--- DATA PROVIDED ---

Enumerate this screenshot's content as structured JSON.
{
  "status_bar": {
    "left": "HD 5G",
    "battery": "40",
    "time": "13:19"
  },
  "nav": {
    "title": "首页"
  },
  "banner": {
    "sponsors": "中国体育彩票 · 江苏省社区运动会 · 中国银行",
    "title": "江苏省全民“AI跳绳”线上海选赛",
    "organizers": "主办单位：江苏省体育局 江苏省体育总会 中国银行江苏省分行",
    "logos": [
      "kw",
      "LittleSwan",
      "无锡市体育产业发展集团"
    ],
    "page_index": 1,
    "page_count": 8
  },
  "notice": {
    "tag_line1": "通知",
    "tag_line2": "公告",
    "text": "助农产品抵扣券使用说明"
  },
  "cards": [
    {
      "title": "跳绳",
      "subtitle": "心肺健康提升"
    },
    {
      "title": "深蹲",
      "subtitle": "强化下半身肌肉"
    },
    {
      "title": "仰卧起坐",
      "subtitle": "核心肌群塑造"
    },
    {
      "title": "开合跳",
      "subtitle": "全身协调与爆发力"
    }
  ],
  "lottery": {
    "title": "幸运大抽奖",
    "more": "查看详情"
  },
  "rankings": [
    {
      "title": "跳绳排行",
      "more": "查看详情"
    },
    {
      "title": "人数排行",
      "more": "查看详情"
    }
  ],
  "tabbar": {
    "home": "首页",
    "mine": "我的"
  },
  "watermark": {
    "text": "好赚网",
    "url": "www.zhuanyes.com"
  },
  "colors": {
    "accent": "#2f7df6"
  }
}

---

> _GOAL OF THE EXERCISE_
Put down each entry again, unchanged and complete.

> _REPLY TO THE TASK_
Enumerate this screenshot's content as structured JSON.
{
  "status_bar": {
    "left": "HD 5G",
    "battery": "40",
    "time": "13:19"
  },
  "nav": {
    "title": "首页"
  },
  "banner": {
    "sponsors": "中国体育彩票 · 江苏省社区运动会 · 中国银行",
    "title": "江苏省全民“AI跳绳”线上海选赛",
    "organizers": "主办单位：江苏省体育局 江苏省体育总会 中国银行江苏省分行",
    "logos": [
      "kw",
      "LittleSwan",
      "无锡市体育产业发展集团"
    ],
    "page_index": 1,
    "page_count": 8
  },
  "notice": {
    "tag_line1": "通知",
    "tag_line2": "公告",
    "text": "助农产品抵扣券使用说明"
  },
  "cards": [
    {
      "title": "跳绳",
      "subtitle": "心肺健康提升"
    },
    {
      "title": "深蹲",
      "subtitle": "强化下半身肌肉"
    },
    {
      "title": "仰卧起坐",
      "subtitle": "核心肌群塑造"
    },
    {
      "title": "开合跳",
      "subtitle": "全身协调与爆发力"
    }
  ],
  "lottery": {
    "title": "幸运大抽奖",
    "more": "查看详情"
  },
  "rankings": [
    {
      "title": "跳绳排行",
      "more": "查看详情"
    },
    {
      "title": "人数排行",
      "more": "查看详情"
    }
  ],
  "tabbar": {
    "home": "首页",
    "mine": "我的"
  },
  "watermark": {
    "text": "好赚网",
    "url": "www.zhuanyes.com"
  },
  "colors": {
    "accent": "#2f7df6"
  }
}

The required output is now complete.